[SOURCE DATA — start]

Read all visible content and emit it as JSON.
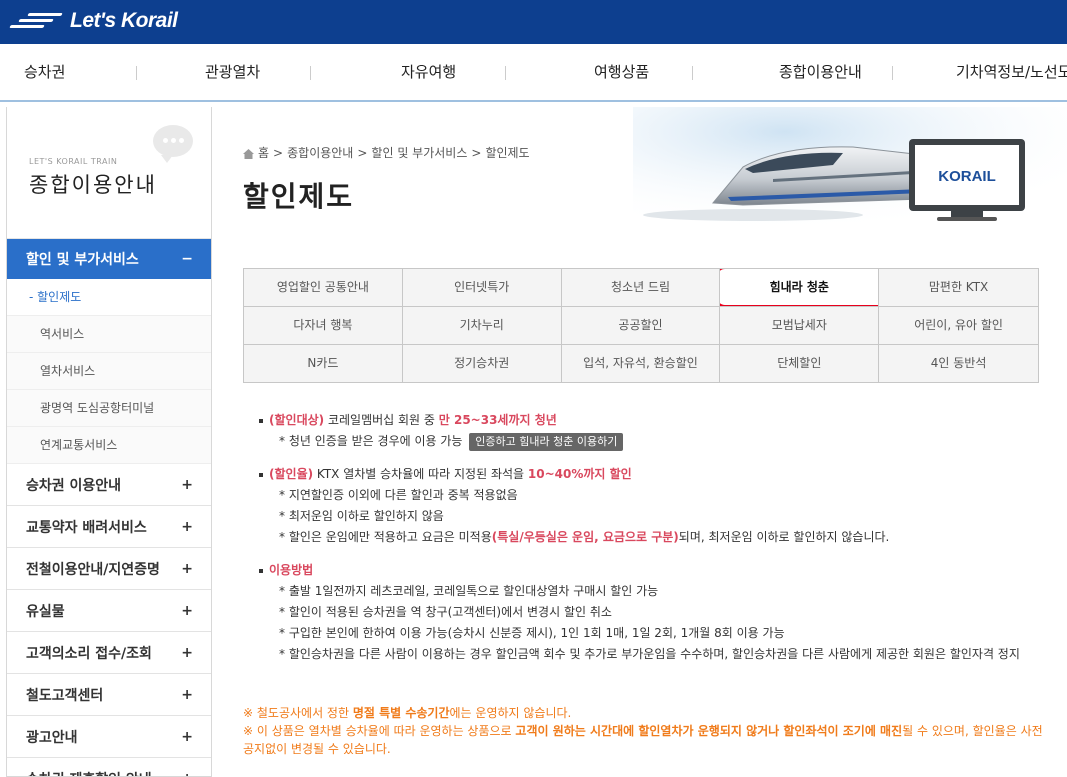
{
  "brand": {
    "logo_text": "Let's Korail"
  },
  "nav": {
    "items": [
      "승차권",
      "관광열차",
      "자유여행",
      "여행상품",
      "종합이용안내",
      "기차역정보/노선도"
    ]
  },
  "sidebar": {
    "sub": "LET'S KORAIL TRAIN",
    "title": "종합이용안내",
    "active_label": "할인 및 부가서비스",
    "active_toggle": "−",
    "subitems": [
      "- 할인제도",
      "역서비스",
      "열차서비스",
      "광명역 도심공항터미널",
      "연계교통서비스"
    ],
    "categories": [
      {
        "label": "승차권 이용안내",
        "toggle": "+"
      },
      {
        "label": "교통약자 배려서비스",
        "toggle": "+"
      },
      {
        "label": "전철이용안내/지연증명",
        "toggle": "+"
      },
      {
        "label": "유실물",
        "toggle": "+"
      },
      {
        "label": "고객의소리 접수/조회",
        "toggle": "+"
      },
      {
        "label": "철도고객센터",
        "toggle": "+"
      },
      {
        "label": "광고안내",
        "toggle": "+"
      },
      {
        "label": "승차권 제휴할인 안내",
        "toggle": "+"
      }
    ]
  },
  "breadcrumb": {
    "home": "홈",
    "sep": ">",
    "items": [
      "종합이용안내",
      "할인 및 부가서비스",
      "할인제도"
    ]
  },
  "page_title": "할인제도",
  "banner": {
    "logo_text": "KORAIL"
  },
  "tabs": [
    [
      "영업할인 공통안내",
      "인터넷특가",
      "청소년 드림",
      "힘내라 청춘",
      "맘편한 KTX"
    ],
    [
      "다자녀 행복",
      "기차누리",
      "공공할인",
      "모범납세자",
      "어린이, 유아 할인"
    ],
    [
      "N카드",
      "정기승차권",
      "입석, 자유석, 환승할인",
      "단체할인",
      "4인 동반석"
    ]
  ],
  "content": {
    "target": {
      "label": "(할인대상)",
      "text": " 코레일멤버십 회원 중 ",
      "highlight": "만 25~33세까지 청년",
      "note": "* 청년 인증을 받은 경우에 이용 가능",
      "tooltip": "인증하고 힘내라 청춘 이용하기"
    },
    "rate": {
      "label": "(할인율)",
      "text": " KTX 열차별 승차율에 따라 지정된 좌석을 ",
      "highlight": "10~40%까지 할인",
      "notes": [
        "* 지연할인증 이외에 다른 할인과 중복 적용없음",
        "* 최저운임 이하로 할인하지 않음"
      ],
      "note3_pre": "* 할인은 운임에만 적용하고 요금은 미적용",
      "note3_hl": "(특실/우등실은 운임, 요금으로 구분)",
      "note3_post": "되며, 최저운임 이하로 할인하지 않습니다."
    },
    "usage": {
      "label": "이용방법",
      "notes": [
        "* 출발 1일전까지 레츠코레일, 코레일톡으로 할인대상열차 구매시 할인 가능",
        "* 할인이 적용된 승차권을 역 창구(고객센터)에서 변경시 할인 취소",
        "* 구입한 본인에 한하여 이용 가능(승차시 신분증 제시), 1인 1회 1매, 1일 2회, 1개월 8회 이용 가능",
        "* 할인승차권을 다른 사람이 이용하는 경우 할인금액 회수 및 추가로 부가운임을 수수하며, 할인승차권을 다른 사람에게 제공한 회원은 할인자격 정지"
      ]
    },
    "warn1_pre": "※ 철도공사에서 정한 ",
    "warn1_hl": "명절 특별 수송기간",
    "warn1_post": "에는 운영하지 않습니다.",
    "warn2_pre": "※ 이 상품은 열차별 승차율에 따라 운영하는 상품으로 ",
    "warn2_hl": "고객이 원하는 시간대에 할인열차가 운행되지 않거나 할인좌석이 조기에 매진",
    "warn2_post": "될 수 있으며, 할인율은 사전 공지없이 변경될 수 있습니다."
  }
}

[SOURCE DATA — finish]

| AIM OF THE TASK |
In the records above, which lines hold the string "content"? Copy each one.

| PROBLEM SOLUTION |
Read all visible content and emit it as JSON.
  "content": {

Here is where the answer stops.